Records drawn from a dataset
++++++

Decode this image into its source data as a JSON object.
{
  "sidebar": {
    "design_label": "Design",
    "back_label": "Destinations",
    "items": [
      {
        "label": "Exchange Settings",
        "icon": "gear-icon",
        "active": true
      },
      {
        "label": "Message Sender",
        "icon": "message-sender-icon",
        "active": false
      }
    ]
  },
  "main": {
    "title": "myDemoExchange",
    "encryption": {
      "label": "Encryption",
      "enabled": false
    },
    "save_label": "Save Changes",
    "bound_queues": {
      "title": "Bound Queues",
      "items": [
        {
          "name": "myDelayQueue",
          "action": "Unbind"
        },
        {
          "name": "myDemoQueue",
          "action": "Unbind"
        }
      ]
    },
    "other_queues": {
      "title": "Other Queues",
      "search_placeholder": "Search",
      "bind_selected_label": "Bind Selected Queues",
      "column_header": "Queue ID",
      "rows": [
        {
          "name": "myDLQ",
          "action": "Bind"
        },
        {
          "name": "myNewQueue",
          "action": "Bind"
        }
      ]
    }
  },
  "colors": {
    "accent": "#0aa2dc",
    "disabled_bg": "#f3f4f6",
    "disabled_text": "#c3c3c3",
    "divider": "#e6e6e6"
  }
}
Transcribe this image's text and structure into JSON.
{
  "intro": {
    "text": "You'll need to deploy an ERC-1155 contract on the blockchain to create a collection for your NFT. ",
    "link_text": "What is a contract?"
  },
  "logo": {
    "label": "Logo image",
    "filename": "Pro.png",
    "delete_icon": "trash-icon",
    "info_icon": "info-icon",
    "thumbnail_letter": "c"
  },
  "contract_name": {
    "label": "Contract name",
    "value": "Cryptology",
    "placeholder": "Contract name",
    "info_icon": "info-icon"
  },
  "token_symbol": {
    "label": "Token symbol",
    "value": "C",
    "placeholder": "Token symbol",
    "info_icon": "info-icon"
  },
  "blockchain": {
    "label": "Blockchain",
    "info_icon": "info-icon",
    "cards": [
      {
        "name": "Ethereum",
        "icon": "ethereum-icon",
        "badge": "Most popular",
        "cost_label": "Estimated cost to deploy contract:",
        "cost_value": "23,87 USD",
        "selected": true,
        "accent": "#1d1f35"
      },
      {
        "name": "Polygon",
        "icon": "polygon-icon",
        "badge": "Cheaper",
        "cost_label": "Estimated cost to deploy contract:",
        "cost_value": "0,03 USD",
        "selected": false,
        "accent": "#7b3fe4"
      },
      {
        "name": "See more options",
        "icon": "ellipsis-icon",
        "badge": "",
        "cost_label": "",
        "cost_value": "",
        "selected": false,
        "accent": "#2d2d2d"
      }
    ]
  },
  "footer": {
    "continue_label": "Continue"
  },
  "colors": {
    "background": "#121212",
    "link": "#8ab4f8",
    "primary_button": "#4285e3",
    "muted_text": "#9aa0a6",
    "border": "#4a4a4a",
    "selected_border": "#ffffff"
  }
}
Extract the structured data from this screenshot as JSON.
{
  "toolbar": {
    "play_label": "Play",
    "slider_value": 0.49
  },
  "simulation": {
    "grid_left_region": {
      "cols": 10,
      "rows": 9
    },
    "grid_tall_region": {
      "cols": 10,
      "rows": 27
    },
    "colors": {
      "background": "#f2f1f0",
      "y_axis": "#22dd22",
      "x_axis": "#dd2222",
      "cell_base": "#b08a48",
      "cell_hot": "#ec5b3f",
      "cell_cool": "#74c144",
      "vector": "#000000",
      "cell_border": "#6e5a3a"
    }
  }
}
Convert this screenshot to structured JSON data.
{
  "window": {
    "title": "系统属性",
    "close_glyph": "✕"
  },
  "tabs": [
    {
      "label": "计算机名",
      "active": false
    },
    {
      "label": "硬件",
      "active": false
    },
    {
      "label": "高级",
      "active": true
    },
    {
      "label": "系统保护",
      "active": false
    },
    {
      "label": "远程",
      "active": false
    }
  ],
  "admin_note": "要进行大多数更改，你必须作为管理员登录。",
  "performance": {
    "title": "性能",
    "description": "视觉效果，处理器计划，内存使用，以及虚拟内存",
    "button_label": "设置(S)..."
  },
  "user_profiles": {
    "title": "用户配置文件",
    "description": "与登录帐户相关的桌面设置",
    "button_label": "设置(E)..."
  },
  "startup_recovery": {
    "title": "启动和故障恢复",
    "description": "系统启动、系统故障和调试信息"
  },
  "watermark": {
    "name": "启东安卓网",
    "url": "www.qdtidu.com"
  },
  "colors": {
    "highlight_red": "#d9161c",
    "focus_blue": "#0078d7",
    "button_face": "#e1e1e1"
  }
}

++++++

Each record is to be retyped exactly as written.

#### [Solution for this exercise]
Decode this image into its source data as a JSON object.
{
  "sidebar": {
    "design_label": "Design",
    "back_label": "Destinations",
    "items": [
      {
        "label": "Exchange Settings",
        "icon": "gear-icon",
        "active": true
      },
      {
        "label": "Message Sender",
        "icon": "message-sender-icon",
        "active": false
      }
    ]
  },
  "main": {
    "title": "myDemoExchange",
    "encryption": {
      "label": "Encryption",
      "enabled": false
    },
    "save_label": "Save Changes",
    "bound_queues": {
      "title": "Bound Queues",
      "items": [
        {
          "name": "myDelayQueue",
          "action": "Unbind"
        },
        {
          "name": "myDemoQueue",
          "action": "Unbind"
        }
      ]
    },
    "other_queues": {
      "title": "Other Queues",
      "search_placeholder": "Search",
      "bind_selected_label": "Bind Selected Queues",
      "column_header": "Queue ID",
      "rows": [
        {
          "name": "myDLQ",
          "action": "Bind"
        },
        {
          "name": "myNewQueue",
          "action": "Bind"
        }
      ]
    }
  },
  "colors": {
    "accent": "#0aa2dc",
    "disabled_bg": "#f3f4f6",
    "disabled_text": "#c3c3c3",
    "divider": "#e6e6e6"
  }
}
Transcribe this image's text and structure into JSON.
{
  "intro": {
    "text": "You'll need to deploy an ERC-1155 contract on the blockchain to create a collection for your NFT. ",
    "link_text": "What is a contract?"
  },
  "logo": {
    "label": "Logo image",
    "filename": "Pro.png",
    "delete_icon": "trash-icon",
    "info_icon": "info-icon",
    "thumbnail_letter": "c"
  },
  "contract_name": {
    "label": "Contract name",
    "value": "Cryptology",
    "placeholder": "Contract name",
    "info_icon": "info-icon"
  },
  "token_symbol": {
    "label": "Token symbol",
    "value": "C",
    "placeholder": "Token symbol",
    "info_icon": "info-icon"
  },
  "blockchain": {
    "label": "Blockchain",
    "info_icon": "info-icon",
    "cards": [
      {
        "name": "Ethereum",
        "icon": "ethereum-icon",
        "badge": "Most popular",
        "cost_label": "Estimated cost to deploy contract:",
        "cost_value": "23,87 USD",
        "selected": true,
        "accent": "#1d1f35"
      },
      {
        "name": "Polygon",
        "icon": "polygon-icon",
        "badge": "Cheaper",
        "cost_label": "Estimated cost to deploy contract:",
        "cost_value": "0,03 USD",
        "selected": false,
        "accent": "#7b3fe4"
      },
      {
        "name": "See more options",
        "icon": "ellipsis-icon",
        "badge": "",
        "cost_label": "",
        "cost_value": "",
        "selected": false,
        "accent": "#2d2d2d"
      }
    ]
  },
  "footer": {
    "continue_label": "Continue"
  },
  "colors": {
    "background": "#121212",
    "link": "#8ab4f8",
    "primary_button": "#4285e3",
    "muted_text": "#9aa0a6",
    "border": "#4a4a4a",
    "selected_border": "#ffffff"
  }
}
Extract the structured data from this screenshot as JSON.
{
  "toolbar": {
    "play_label": "Play",
    "slider_value": 0.49
  },
  "simulation": {
    "grid_left_region": {
      "cols": 10,
      "rows": 9
    },
    "grid_tall_region": {
      "cols": 10,
      "rows": 27
    },
    "colors": {
      "background": "#f2f1f0",
      "y_axis": "#22dd22",
      "x_axis": "#dd2222",
      "cell_base": "#b08a48",
      "cell_hot": "#ec5b3f",
      "cell_cool": "#74c144",
      "vector": "#000000",
      "cell_border": "#6e5a3a"
    }
  }
}
Convert this screenshot to structured JSON data.
{
  "window": {
    "title": "系统属性",
    "close_glyph": "✕"
  },
  "tabs": [
    {
      "label": "计算机名",
      "active": false
    },
    {
      "label": "硬件",
      "active": false
    },
    {
      "label": "高级",
      "active": true
    },
    {
      "label": "系统保护",
      "active": false
    },
    {
      "label": "远程",
      "active": false
    }
  ],
  "admin_note": "要进行大多数更改，你必须作为管理员登录。",
  "performance": {
    "title": "性能",
    "description": "视觉效果，处理器计划，内存使用，以及虚拟内存",
    "button_label": "设置(S)..."
  },
  "user_profiles": {
    "title": "用户配置文件",
    "description": "与登录帐户相关的桌面设置",
    "button_label": "设置(E)..."
  },
  "startup_recovery": {
    "title": "启动和故障恢复",
    "description": "系统启动、系统故障和调试信息"
  },
  "watermark": {
    "name": "启东安卓网",
    "url": "www.qdtidu.com"
  },
  "colors": {
    "highlight_red": "#d9161c",
    "focus_blue": "#0078d7",
    "button_face": "#e1e1e1"
  }
}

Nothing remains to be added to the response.